It never ceases to amaze me the role that technology plays in education and the acquisition of new skills. For example, yesterday was a snow day, despite the fact that my daughter didn’t have school and I wasn’t teaching in a typical classroom setting there was tons of learning occurring in my house.
While I was lesson planning in Google Drive, creating new ASSISTments for a PD session, and attending 3DGameLab camp on video game design, my 8 year old was asking for more practice work in Khan Academy and learning about computers on Discovery Kids Puterbugs. Even today with a sick day for one of my kiddos I’ll still be working from home and as she feels better I am sure there will be Khan and Puterbugs in her future. Yet, this independent learning and working from home still hasn’t permeated the walls of most educational institutions. The change process in education seems as though it plugs along at such a slow pace that it is always behind the needs of society.

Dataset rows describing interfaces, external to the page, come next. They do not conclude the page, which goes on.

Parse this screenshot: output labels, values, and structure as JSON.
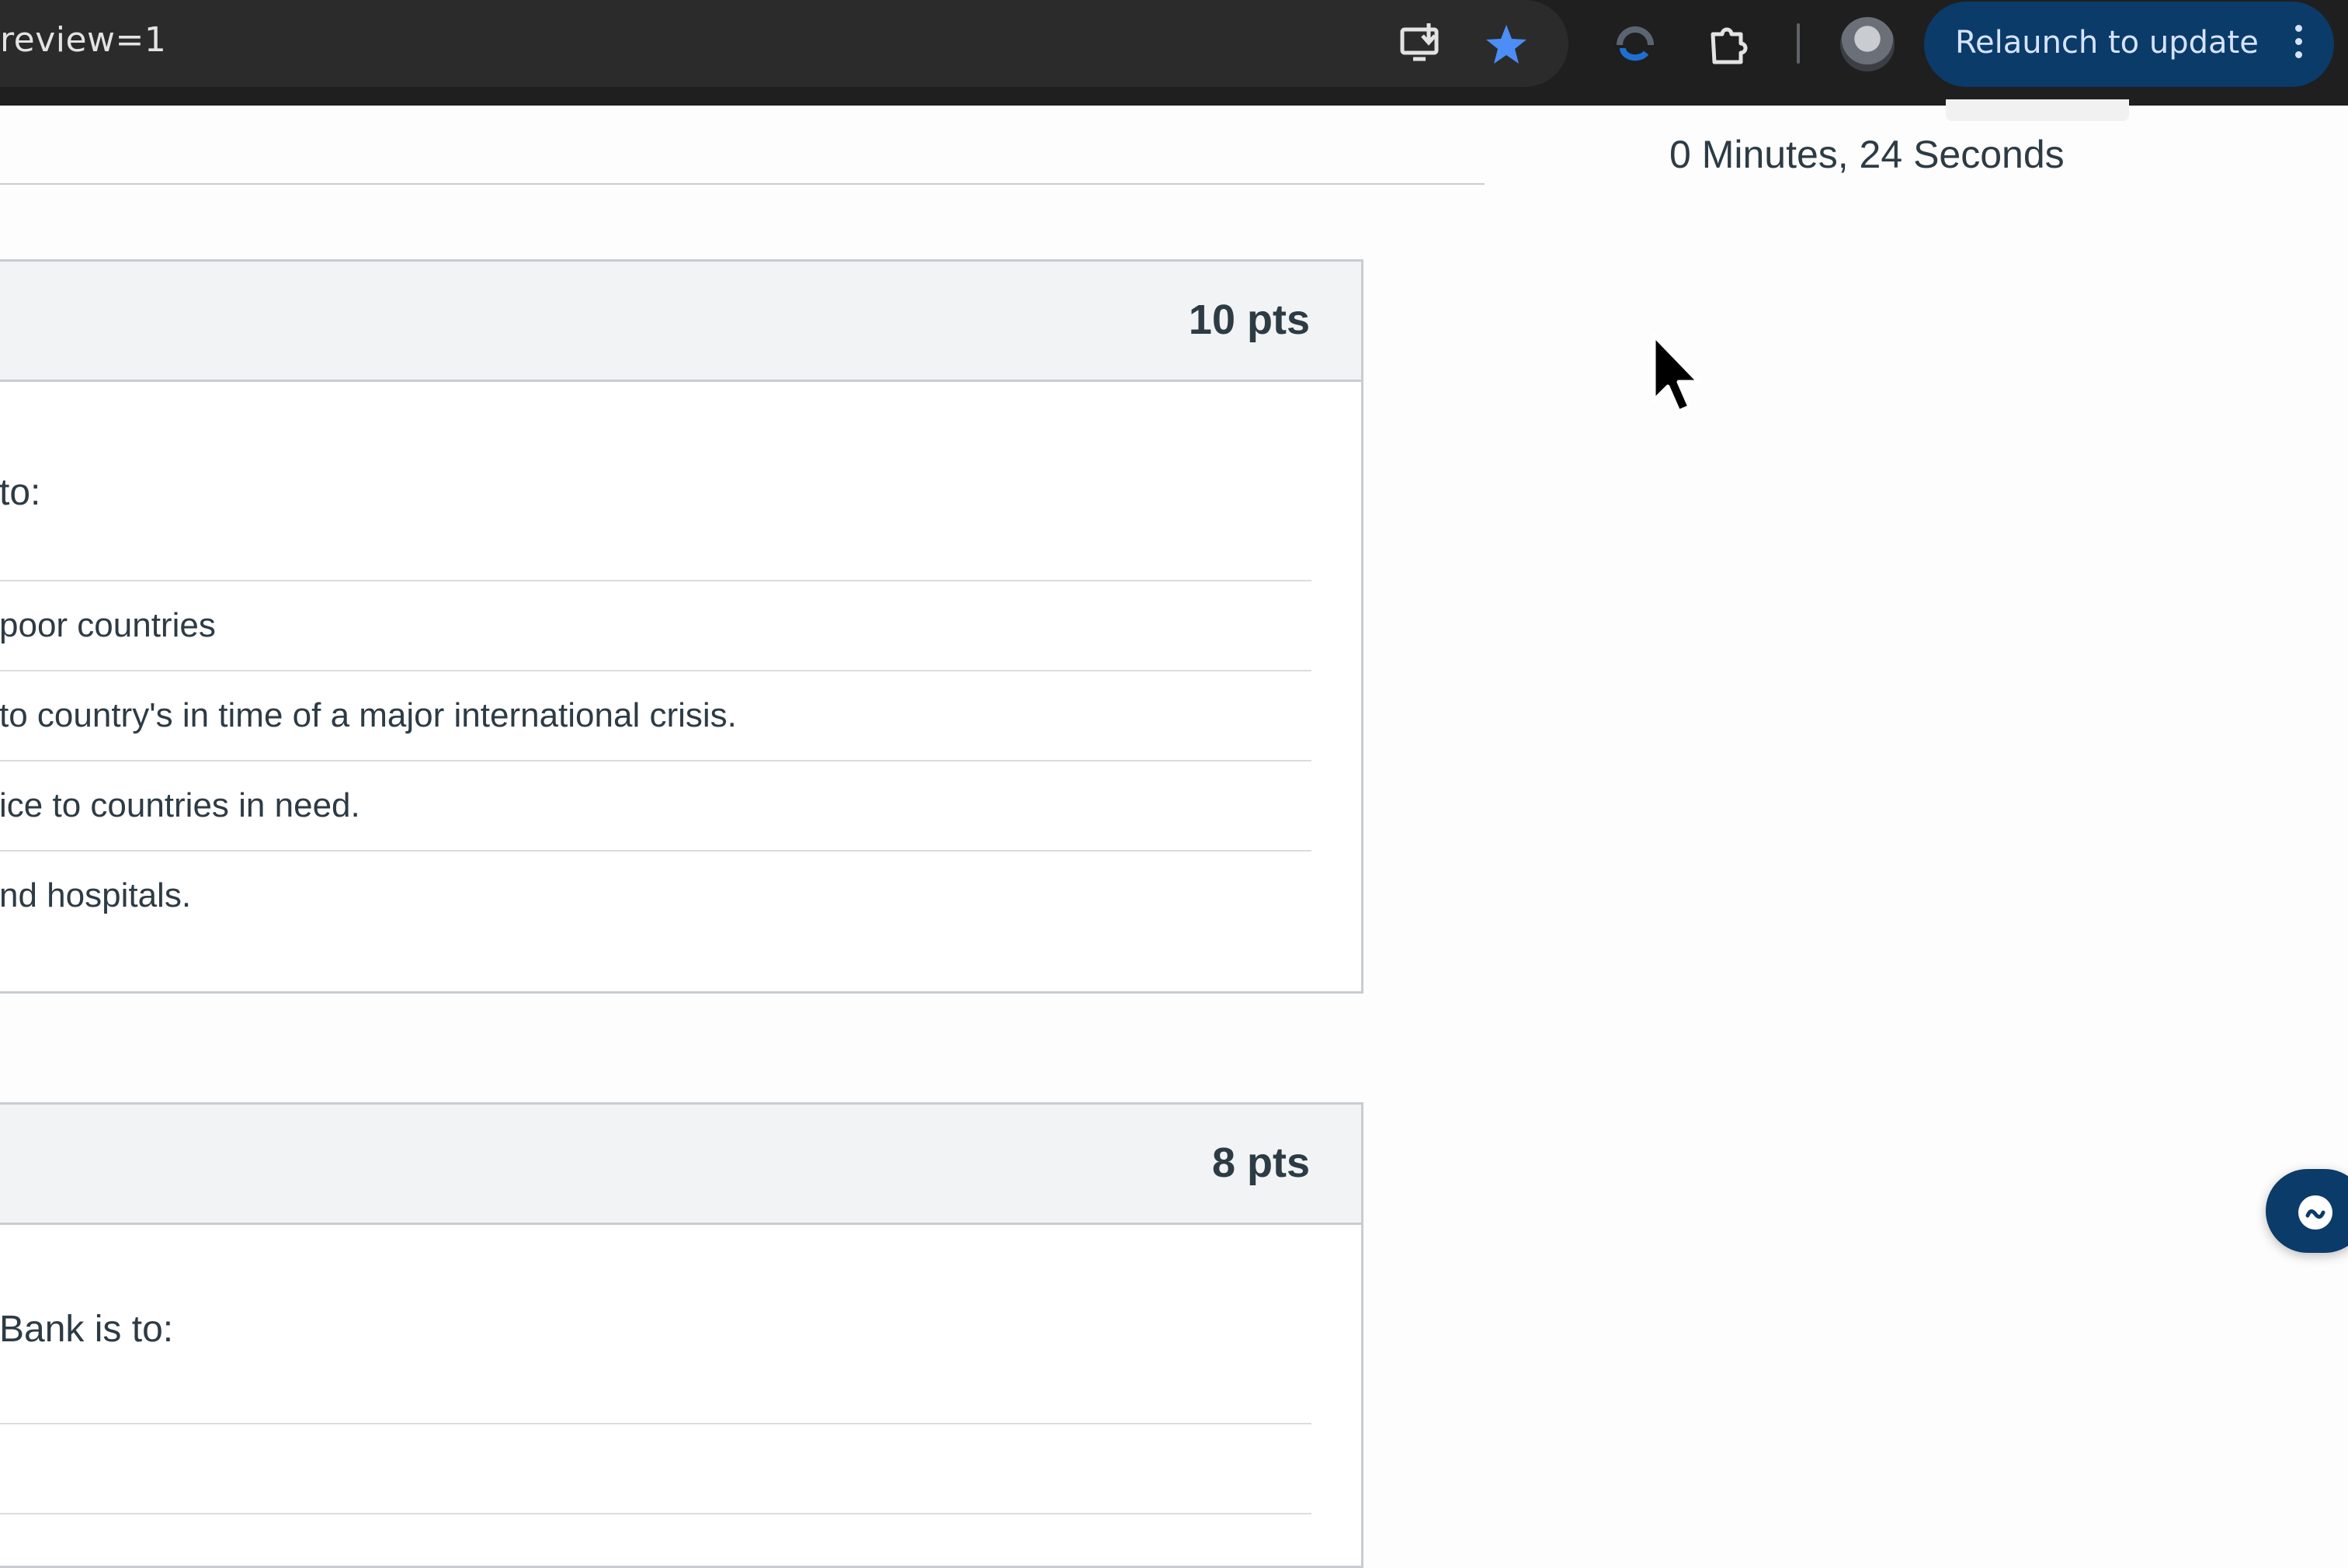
{
  "browser": {
    "url_fragment": "review=1",
    "relaunch_label": "Relaunch to update",
    "icons": [
      "install-app-icon",
      "star-icon",
      "extension-shield-icon",
      "puzzle-extensions-icon",
      "profile-avatar",
      "more-vert-icon"
    ],
    "accent_color": "#0b3b69",
    "star_color": "#4c8df6"
  },
  "quiz": {
    "timer_text": "0 Minutes, 24 Seconds",
    "questions": [
      {
        "points": "10 pts",
        "text": "to:",
        "answers": [
          "poor countries",
          "to country's in time of a major international crisis.",
          "ice to countries in need.",
          "nd hospitals."
        ]
      },
      {
        "points": "8 pts",
        "text": "Bank is to:",
        "answers": [
          "",
          ""
        ]
      }
    ]
  },
  "floating_widget": {
    "icon": "chat-assistant-icon"
  }
}
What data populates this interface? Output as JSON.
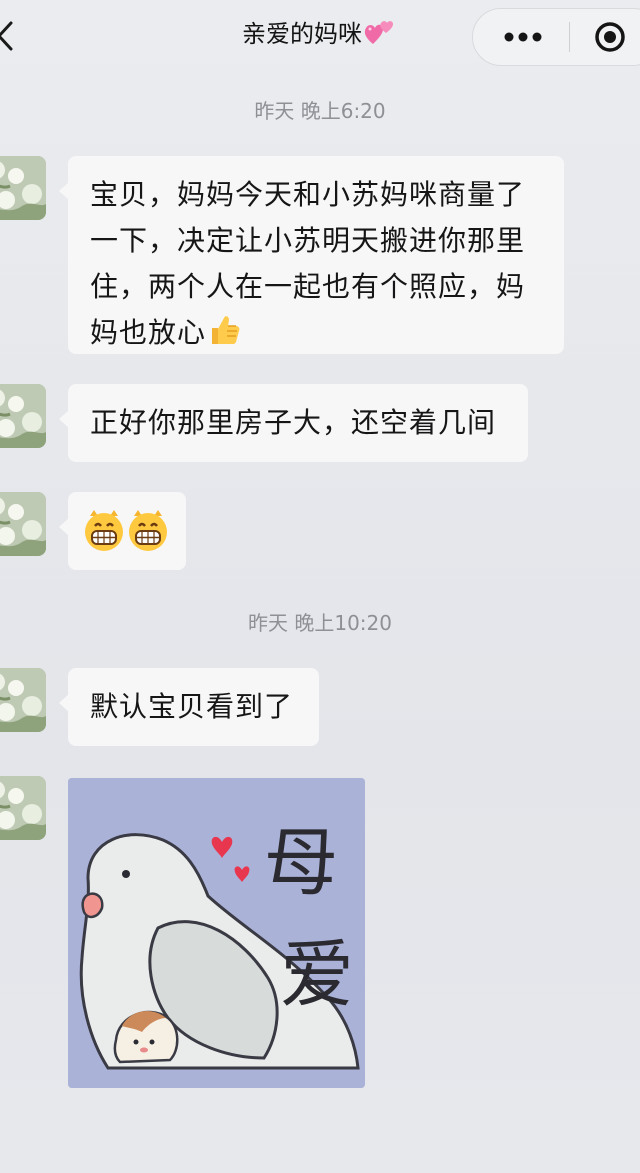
{
  "header": {
    "title": "亲爱的妈咪",
    "title_emoji": "two-hearts-emoji",
    "back_icon": "chevron-left-icon",
    "more_icon": "more-dots-icon",
    "record_icon": "record-circle-icon"
  },
  "conversation": {
    "time_1": "昨天 晚上6:20",
    "time_2": "昨天 晚上10:20",
    "messages": [
      {
        "text": "宝贝，妈妈今天和小苏妈咪商量了一下，决定让小苏明天搬进你那里住，两个人在一起也有个照应，妈妈也放心",
        "emoji": "thumbs-up-emoji"
      },
      {
        "text": "正好你那里房子大，还空着几间"
      },
      {
        "emoji": "grinning-face-emoji x2"
      },
      {
        "text": "默认宝贝看到了"
      },
      {
        "sticker": "pigeon-hugging-chick-sticker",
        "sticker_text": "母爱"
      }
    ]
  },
  "colors": {
    "background": "#e7e8ec",
    "bubble": "#f7f7f8",
    "timestamp": "#8e9096",
    "sticker_bg": "#aab2d8"
  }
}
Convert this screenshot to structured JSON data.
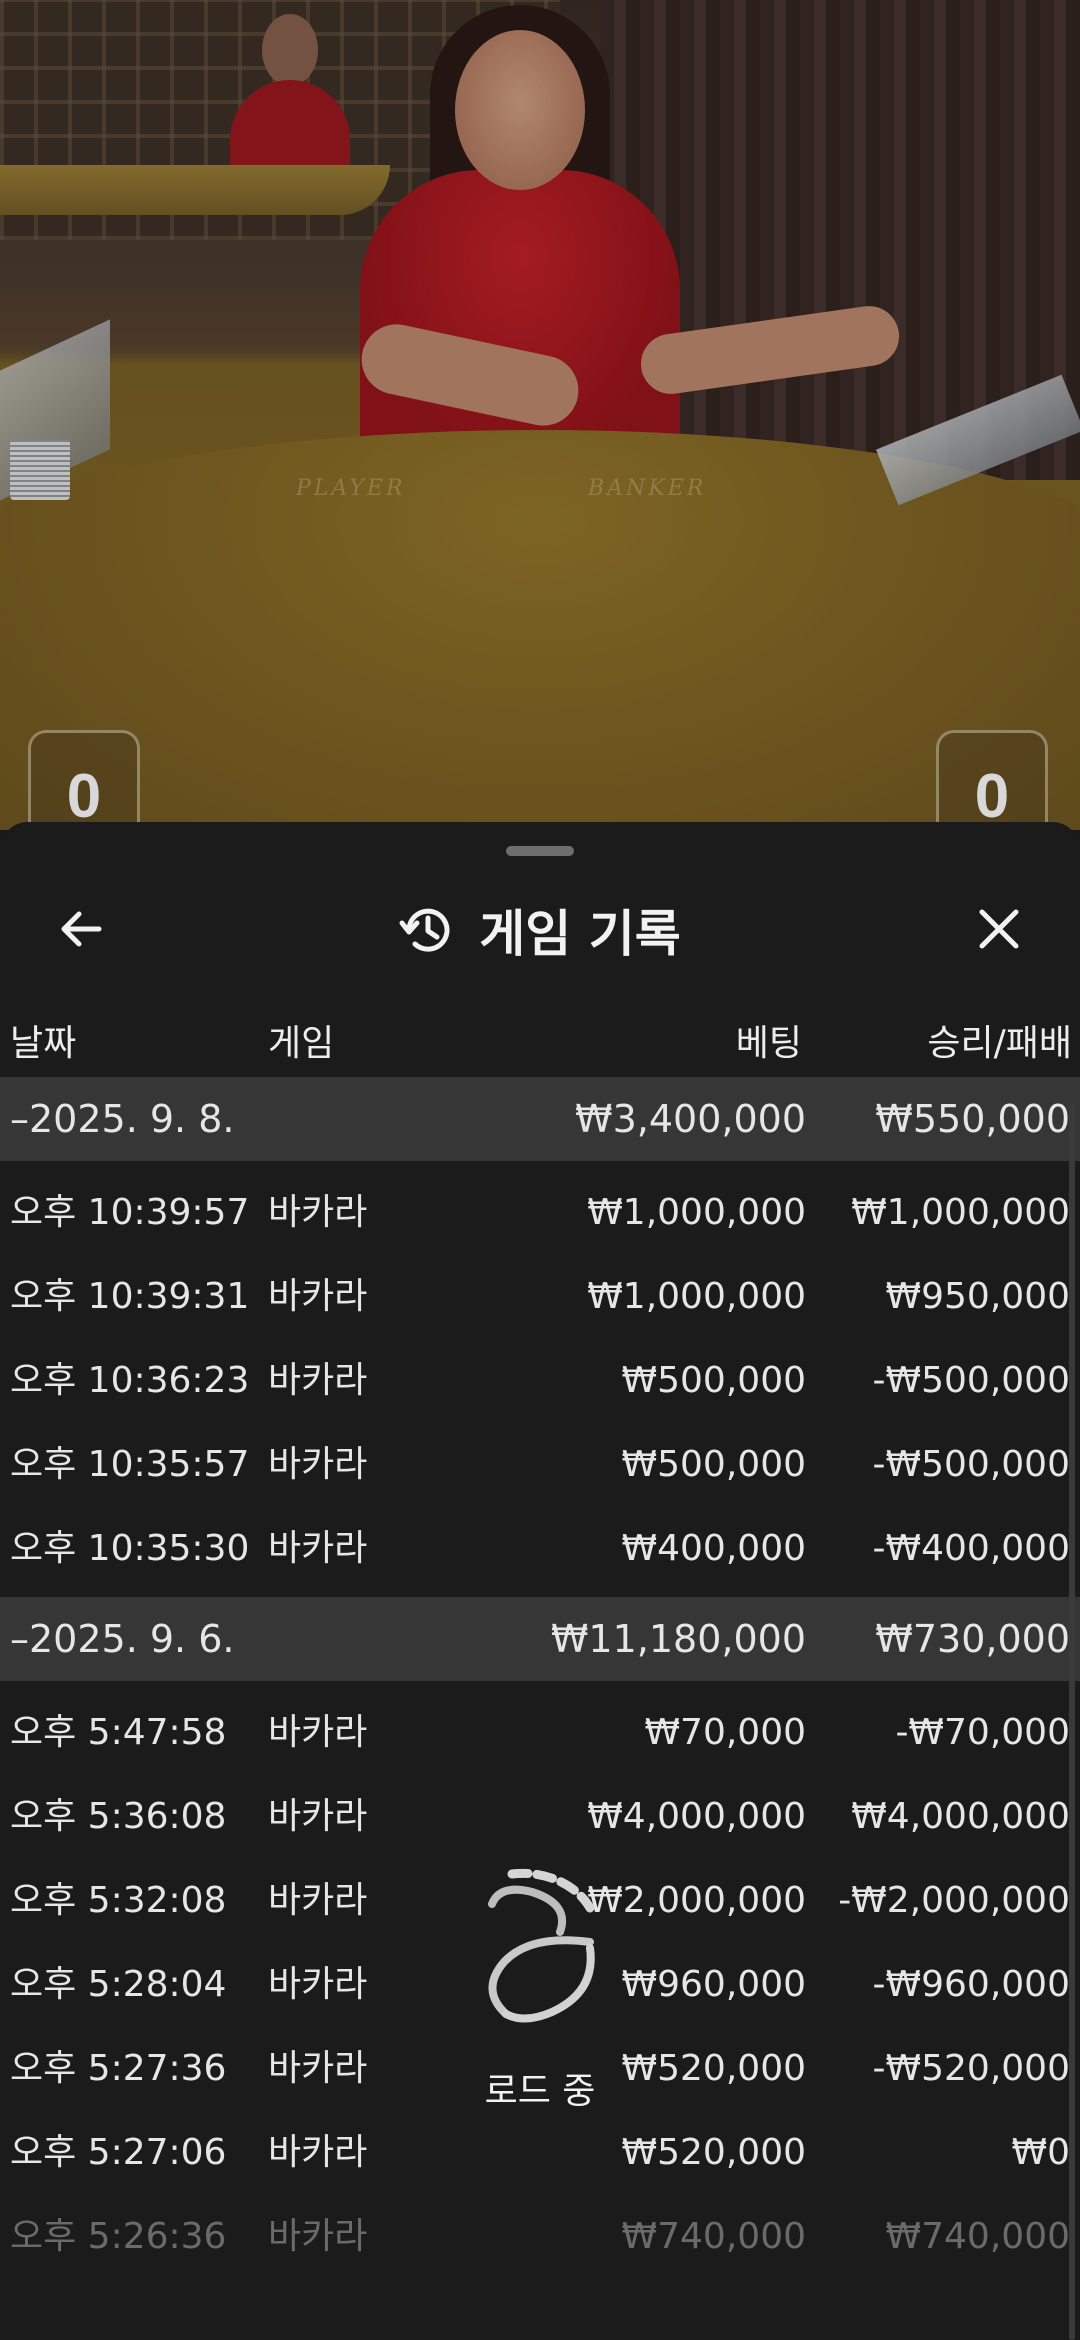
{
  "video": {
    "table_labels": [
      "PLAYER",
      "BANKER"
    ],
    "score_left": "0",
    "score_right": "0"
  },
  "sheet": {
    "title": "게임 기록",
    "icons": {
      "back": "arrow-left-icon",
      "history": "history-clock-icon",
      "close": "close-icon",
      "loading": "loading-spinner-icon"
    },
    "columns": {
      "date": "날짜",
      "game": "게임",
      "bet": "베팅",
      "result": "승리/패배"
    },
    "groups": [
      {
        "date": "–2025. 9. 8.",
        "bet_total": "₩3,400,000",
        "result_total": "₩550,000",
        "rows": [
          {
            "time": "오후 10:39:57",
            "game": "바카라",
            "bet": "₩1,000,000",
            "result": "₩1,000,000"
          },
          {
            "time": "오후 10:39:31",
            "game": "바카라",
            "bet": "₩1,000,000",
            "result": "₩950,000"
          },
          {
            "time": "오후 10:36:23",
            "game": "바카라",
            "bet": "₩500,000",
            "result": "-₩500,000"
          },
          {
            "time": "오후 10:35:57",
            "game": "바카라",
            "bet": "₩500,000",
            "result": "-₩500,000"
          },
          {
            "time": "오후 10:35:30",
            "game": "바카라",
            "bet": "₩400,000",
            "result": "-₩400,000"
          }
        ]
      },
      {
        "date": "–2025. 9. 6.",
        "bet_total": "₩11,180,000",
        "result_total": "₩730,000",
        "rows": [
          {
            "time": "오후 5:47:58",
            "game": "바카라",
            "bet": "₩70,000",
            "result": "-₩70,000"
          },
          {
            "time": "오후 5:36:08",
            "game": "바카라",
            "bet": "₩4,000,000",
            "result": "₩4,000,000"
          },
          {
            "time": "오후 5:32:08",
            "game": "바카라",
            "bet": "₩2,000,000",
            "result": "-₩2,000,000"
          },
          {
            "time": "오후 5:28:04",
            "game": "바카라",
            "bet": "₩960,000",
            "result": "-₩960,000"
          },
          {
            "time": "오후 5:27:36",
            "game": "바카라",
            "bet": "₩520,000",
            "result": "-₩520,000"
          },
          {
            "time": "오후 5:27:06",
            "game": "바카라",
            "bet": "₩520,000",
            "result": "₩0"
          },
          {
            "time": "오후 5:26:36",
            "game": "바카라",
            "bet": "₩740,000",
            "result": "₩740,000"
          }
        ]
      }
    ],
    "loading_text": "로드 중"
  }
}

Maybe it doesn’t need to be a snow day where it counts as a missed day of school. These days could be educational opportunities for digital learning. However, with parts of the country still without internet access, the digital divide impedes this as an option in rural communities. Certainly, this is an option that could be explored more in the future. Think of the financial savings of this day not being added to the end of the year. One less day that the school busses need to run. One less day the lights need to be on in the classroom. Just because we are not in the physical four walls of a brick and mortar school doesn’t means that learning can’t occur. Even at the elementary level this is a possibility with the right supports for teacher professional development and technology resources in place.